### Description of the task:
When a line in the listing contains the string "more", pick it out and copy it.
Study material Block Start
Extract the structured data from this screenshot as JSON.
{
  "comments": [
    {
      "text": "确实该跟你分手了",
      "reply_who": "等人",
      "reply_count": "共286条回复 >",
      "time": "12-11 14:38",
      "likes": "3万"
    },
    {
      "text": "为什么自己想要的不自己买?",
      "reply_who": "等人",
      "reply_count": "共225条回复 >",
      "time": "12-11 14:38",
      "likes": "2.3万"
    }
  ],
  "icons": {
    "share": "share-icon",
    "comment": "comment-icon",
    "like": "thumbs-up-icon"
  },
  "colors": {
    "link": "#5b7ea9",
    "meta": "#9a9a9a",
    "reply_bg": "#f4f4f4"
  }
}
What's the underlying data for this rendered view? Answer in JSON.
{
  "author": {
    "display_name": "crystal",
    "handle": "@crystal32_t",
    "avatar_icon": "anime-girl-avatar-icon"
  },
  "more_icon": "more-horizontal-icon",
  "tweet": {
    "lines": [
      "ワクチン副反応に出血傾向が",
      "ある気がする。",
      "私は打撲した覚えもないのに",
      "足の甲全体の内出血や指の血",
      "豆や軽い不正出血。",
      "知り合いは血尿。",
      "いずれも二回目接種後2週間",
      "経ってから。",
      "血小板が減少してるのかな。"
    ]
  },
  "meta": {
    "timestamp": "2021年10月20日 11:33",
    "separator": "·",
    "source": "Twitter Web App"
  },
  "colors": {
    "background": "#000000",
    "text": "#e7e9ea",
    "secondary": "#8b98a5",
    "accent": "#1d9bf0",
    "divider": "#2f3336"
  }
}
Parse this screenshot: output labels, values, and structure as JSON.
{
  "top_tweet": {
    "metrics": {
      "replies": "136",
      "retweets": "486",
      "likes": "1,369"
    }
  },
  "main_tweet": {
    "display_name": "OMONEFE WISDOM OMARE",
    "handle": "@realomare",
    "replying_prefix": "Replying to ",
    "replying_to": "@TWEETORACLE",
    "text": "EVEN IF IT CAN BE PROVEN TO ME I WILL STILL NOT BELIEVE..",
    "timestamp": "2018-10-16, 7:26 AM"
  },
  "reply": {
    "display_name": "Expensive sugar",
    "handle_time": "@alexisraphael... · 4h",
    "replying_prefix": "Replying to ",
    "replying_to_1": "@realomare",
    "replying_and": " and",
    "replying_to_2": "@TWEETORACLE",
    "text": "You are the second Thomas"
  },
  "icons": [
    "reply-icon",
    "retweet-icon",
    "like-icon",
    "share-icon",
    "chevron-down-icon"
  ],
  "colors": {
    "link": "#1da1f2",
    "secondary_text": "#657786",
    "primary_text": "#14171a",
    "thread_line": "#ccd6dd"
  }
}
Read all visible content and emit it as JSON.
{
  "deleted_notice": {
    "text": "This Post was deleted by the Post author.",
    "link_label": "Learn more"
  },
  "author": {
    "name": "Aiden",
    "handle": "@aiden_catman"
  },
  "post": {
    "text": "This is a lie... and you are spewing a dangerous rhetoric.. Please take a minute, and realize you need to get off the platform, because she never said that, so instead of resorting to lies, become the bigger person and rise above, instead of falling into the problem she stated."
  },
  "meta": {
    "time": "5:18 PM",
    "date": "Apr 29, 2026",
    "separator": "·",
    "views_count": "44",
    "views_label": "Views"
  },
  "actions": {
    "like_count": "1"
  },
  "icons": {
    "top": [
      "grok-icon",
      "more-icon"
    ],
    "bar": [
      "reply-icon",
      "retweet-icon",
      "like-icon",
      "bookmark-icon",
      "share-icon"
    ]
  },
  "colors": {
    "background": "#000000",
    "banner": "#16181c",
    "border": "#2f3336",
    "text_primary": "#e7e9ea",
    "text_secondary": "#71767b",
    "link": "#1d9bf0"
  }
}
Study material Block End
### Output below:
  "more_icon": "more-horizontal-icon",
    "link_label": "Learn more"
      "more-icon"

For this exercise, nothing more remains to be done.